The listing has to be given again in full and exactly.

- Opening Delimiter -

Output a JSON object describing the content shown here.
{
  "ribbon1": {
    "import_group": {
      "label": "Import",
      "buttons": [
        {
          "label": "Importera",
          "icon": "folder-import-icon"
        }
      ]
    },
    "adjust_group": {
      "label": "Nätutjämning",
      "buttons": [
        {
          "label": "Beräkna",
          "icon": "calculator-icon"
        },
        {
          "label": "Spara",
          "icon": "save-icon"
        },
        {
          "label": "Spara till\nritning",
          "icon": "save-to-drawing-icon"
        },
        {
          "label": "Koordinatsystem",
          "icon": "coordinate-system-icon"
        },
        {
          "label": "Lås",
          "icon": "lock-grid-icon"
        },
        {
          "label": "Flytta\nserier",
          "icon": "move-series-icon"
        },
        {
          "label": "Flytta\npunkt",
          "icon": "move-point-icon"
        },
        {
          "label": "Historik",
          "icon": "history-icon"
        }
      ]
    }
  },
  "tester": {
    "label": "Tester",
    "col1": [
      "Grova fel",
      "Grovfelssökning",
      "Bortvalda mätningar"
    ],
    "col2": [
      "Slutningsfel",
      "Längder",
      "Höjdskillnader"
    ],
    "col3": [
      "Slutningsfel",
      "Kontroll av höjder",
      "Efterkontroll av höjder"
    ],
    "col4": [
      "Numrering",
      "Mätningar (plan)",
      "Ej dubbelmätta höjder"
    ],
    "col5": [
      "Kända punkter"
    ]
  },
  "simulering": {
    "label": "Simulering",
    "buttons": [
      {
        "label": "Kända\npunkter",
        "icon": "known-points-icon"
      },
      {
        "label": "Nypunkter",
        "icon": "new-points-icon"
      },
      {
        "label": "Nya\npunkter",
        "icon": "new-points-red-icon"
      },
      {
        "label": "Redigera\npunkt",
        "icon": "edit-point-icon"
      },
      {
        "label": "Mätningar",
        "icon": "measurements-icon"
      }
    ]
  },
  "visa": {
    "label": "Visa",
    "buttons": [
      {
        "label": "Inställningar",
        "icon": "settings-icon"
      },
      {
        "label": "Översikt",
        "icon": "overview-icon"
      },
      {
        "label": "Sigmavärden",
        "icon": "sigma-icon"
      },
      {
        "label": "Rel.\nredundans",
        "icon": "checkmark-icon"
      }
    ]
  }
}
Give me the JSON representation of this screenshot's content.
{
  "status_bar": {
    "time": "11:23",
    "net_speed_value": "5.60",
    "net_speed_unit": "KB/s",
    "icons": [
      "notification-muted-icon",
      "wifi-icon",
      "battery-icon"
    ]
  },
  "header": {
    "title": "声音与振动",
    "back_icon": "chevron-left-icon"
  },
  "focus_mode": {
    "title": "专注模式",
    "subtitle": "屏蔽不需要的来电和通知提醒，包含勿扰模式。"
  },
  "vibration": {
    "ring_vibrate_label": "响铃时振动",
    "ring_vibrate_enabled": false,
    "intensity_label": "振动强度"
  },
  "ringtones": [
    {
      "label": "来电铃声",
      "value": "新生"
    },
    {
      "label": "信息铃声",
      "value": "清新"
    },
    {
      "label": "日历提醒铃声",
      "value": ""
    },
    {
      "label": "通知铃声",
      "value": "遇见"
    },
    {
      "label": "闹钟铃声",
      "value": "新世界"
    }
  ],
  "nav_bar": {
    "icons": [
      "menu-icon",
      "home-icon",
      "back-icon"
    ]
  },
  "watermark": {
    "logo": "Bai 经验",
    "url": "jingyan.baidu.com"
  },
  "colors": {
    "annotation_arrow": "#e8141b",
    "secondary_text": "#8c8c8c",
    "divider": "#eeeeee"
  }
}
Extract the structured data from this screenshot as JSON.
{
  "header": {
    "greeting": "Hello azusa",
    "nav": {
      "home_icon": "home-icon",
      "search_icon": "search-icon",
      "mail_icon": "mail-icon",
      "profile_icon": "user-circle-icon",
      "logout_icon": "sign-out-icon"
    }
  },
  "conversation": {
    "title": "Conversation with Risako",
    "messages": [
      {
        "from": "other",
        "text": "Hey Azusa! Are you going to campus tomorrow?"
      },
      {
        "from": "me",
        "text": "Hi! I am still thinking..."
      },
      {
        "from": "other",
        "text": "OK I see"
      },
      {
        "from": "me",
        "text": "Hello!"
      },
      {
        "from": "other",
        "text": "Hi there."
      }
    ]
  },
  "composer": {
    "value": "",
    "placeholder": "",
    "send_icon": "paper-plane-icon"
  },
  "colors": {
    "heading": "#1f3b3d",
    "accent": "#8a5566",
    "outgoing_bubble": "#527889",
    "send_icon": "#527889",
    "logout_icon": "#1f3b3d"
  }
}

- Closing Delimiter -

**Response for this exercise**:
Output a JSON object describing the content shown here.
{
  "ribbon1": {
    "import_group": {
      "label": "Import",
      "buttons": [
        {
          "label": "Importera",
          "icon": "folder-import-icon"
        }
      ]
    },
    "adjust_group": {
      "label": "Nätutjämning",
      "buttons": [
        {
          "label": "Beräkna",
          "icon": "calculator-icon"
        },
        {
          "label": "Spara",
          "icon": "save-icon"
        },
        {
          "label": "Spara till\nritning",
          "icon": "save-to-drawing-icon"
        },
        {
          "label": "Koordinatsystem",
          "icon": "coordinate-system-icon"
        },
        {
          "label": "Lås",
          "icon": "lock-grid-icon"
        },
        {
          "label": "Flytta\nserier",
          "icon": "move-series-icon"
        },
        {
          "label": "Flytta\npunkt",
          "icon": "move-point-icon"
        },
        {
          "label": "Historik",
          "icon": "history-icon"
        }
      ]
    }
  },
  "tester": {
    "label": "Tester",
    "col1": [
      "Grova fel",
      "Grovfelssökning",
      "Bortvalda mätningar"
    ],
    "col2": [
      "Slutningsfel",
      "Längder",
      "Höjdskillnader"
    ],
    "col3": [
      "Slutningsfel",
      "Kontroll av höjder",
      "Efterkontroll av höjder"
    ],
    "col4": [
      "Numrering",
      "Mätningar (plan)",
      "Ej dubbelmätta höjder"
    ],
    "col5": [
      "Kända punkter"
    ]
  },
  "simulering": {
    "label": "Simulering",
    "buttons": [
      {
        "label": "Kända\npunkter",
        "icon": "known-points-icon"
      },
      {
        "label": "Nypunkter",
        "icon": "new-points-icon"
      },
      {
        "label": "Nya\npunkter",
        "icon": "new-points-red-icon"
      },
      {
        "label": "Redigera\npunkt",
        "icon": "edit-point-icon"
      },
      {
        "label": "Mätningar",
        "icon": "measurements-icon"
      }
    ]
  },
  "visa": {
    "label": "Visa",
    "buttons": [
      {
        "label": "Inställningar",
        "icon": "settings-icon"
      },
      {
        "label": "Översikt",
        "icon": "overview-icon"
      },
      {
        "label": "Sigmavärden",
        "icon": "sigma-icon"
      },
      {
        "label": "Rel.\nredundans",
        "icon": "checkmark-icon"
      }
    ]
  }
}
Give me the JSON representation of this screenshot's content.
{
  "status_bar": {
    "time": "11:23",
    "net_speed_value": "5.60",
    "net_speed_unit": "KB/s",
    "icons": [
      "notification-muted-icon",
      "wifi-icon",
      "battery-icon"
    ]
  },
  "header": {
    "title": "声音与振动",
    "back_icon": "chevron-left-icon"
  },
  "focus_mode": {
    "title": "专注模式",
    "subtitle": "屏蔽不需要的来电和通知提醒，包含勿扰模式。"
  },
  "vibration": {
    "ring_vibrate_label": "响铃时振动",
    "ring_vibrate_enabled": false,
    "intensity_label": "振动强度"
  },
  "ringtones": [
    {
      "label": "来电铃声",
      "value": "新生"
    },
    {
      "label": "信息铃声",
      "value": "清新"
    },
    {
      "label": "日历提醒铃声",
      "value": ""
    },
    {
      "label": "通知铃声",
      "value": "遇见"
    },
    {
      "label": "闹钟铃声",
      "value": "新世界"
    }
  ],
  "nav_bar": {
    "icons": [
      "menu-icon",
      "home-icon",
      "back-icon"
    ]
  },
  "watermark": {
    "logo": "Bai 经验",
    "url": "jingyan.baidu.com"
  },
  "colors": {
    "annotation_arrow": "#e8141b",
    "secondary_text": "#8c8c8c",
    "divider": "#eeeeee"
  }
}
Extract the structured data from this screenshot as JSON.
{
  "header": {
    "greeting": "Hello azusa",
    "nav": {
      "home_icon": "home-icon",
      "search_icon": "search-icon",
      "mail_icon": "mail-icon",
      "profile_icon": "user-circle-icon",
      "logout_icon": "sign-out-icon"
    }
  },
  "conversation": {
    "title": "Conversation with Risako",
    "messages": [
      {
        "from": "other",
        "text": "Hey Azusa! Are you going to campus tomorrow?"
      },
      {
        "from": "me",
        "text": "Hi! I am still thinking..."
      },
      {
        "from": "other",
        "text": "OK I see"
      },
      {
        "from": "me",
        "text": "Hello!"
      },
      {
        "from": "other",
        "text": "Hi there."
      }
    ]
  },
  "composer": {
    "value": "",
    "placeholder": "",
    "send_icon": "paper-plane-icon"
  },
  "colors": {
    "heading": "#1f3b3d",
    "accent": "#8a5566",
    "outgoing_bubble": "#527889",
    "send_icon": "#527889",
    "logout_icon": "#1f3b3d"
  }
}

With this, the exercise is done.